Warning: This post may be a trigger for those who have experienced abuse.
by CATHERINE MANNING
As a kid, I owned several pairs of shorts. I loved wearing them. They were cool in summer and I could jump on my trampoline, ride my bike, and climb trees as freely as I wished.
I’m pretty sure my (rather conservative) mother who bought them for me didn’t think anyone would label me ‘trampy’ and, back then, the thought that I could be “trampy” never crossed my mind.
When I was ten, all that changed. I was invited alone by my friend’s father into his centerfold-clad shed. He turned to me and said, “You look sexy in those shorts” right before he molested me.
Was this his rationale? Did I look like a ten-year-old tramp? Could wearing short shorts give an impression that I was sexually precocious or available; could they mean that I should have expected advances? After all, my shorts were short. My long, tanned legs were exposed. And I did go in there with him.
I thought for so many years that my shorts and I were to blame. I also held my mother, the stores that sold shorts for girls and a sex-focused culture responsible for my abuse.
As an activist campaigning for the protection of children from exposure to pornographic material, I worked alongside many who shared this view that the fact of girls dressing like women was asking for trouble. Yet as I talked the talk, I began to dig deeper and understand what I was actually saying.
Talking about “trampy” kids’ clothing might sound like empowered activism. But, in the end, it’s really not much different from saying, “Look what she was wearing – how could one resist?” I had begun to blame the victim. I had begun to blame myself. “You look sexy in those shorts.”
The message we now hear so often is fairly clear: if you want to protect your child from predators, cover them up. But as all evidence suggests, abusers don’t target short shorts. They target vulnerability.
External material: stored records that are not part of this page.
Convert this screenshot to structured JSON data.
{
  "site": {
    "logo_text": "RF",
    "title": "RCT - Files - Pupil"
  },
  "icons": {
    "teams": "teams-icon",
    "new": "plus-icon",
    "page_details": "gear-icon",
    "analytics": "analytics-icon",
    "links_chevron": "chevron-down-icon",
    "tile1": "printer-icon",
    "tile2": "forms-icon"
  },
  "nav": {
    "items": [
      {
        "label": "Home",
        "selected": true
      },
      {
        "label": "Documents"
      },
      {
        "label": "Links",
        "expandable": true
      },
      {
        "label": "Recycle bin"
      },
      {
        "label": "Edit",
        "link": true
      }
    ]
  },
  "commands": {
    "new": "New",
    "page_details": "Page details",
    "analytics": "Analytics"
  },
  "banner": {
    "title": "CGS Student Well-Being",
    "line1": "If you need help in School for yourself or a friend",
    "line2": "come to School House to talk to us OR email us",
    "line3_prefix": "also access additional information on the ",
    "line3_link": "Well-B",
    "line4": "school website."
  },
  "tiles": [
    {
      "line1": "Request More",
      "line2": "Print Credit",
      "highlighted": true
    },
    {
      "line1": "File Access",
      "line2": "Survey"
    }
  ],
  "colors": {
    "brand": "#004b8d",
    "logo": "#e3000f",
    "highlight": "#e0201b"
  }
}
It wasn’t my beloved, tree-climbing shorts that made me vulnerable.
What clothing a child wears has nothing to do with ‘selection’ by abusers. Abusers target children who look like children. I was preyed upon for reasons other than my shorts. The man in the shed used the same misguided rationale so many activists do. Those shorts. They are making you sexy.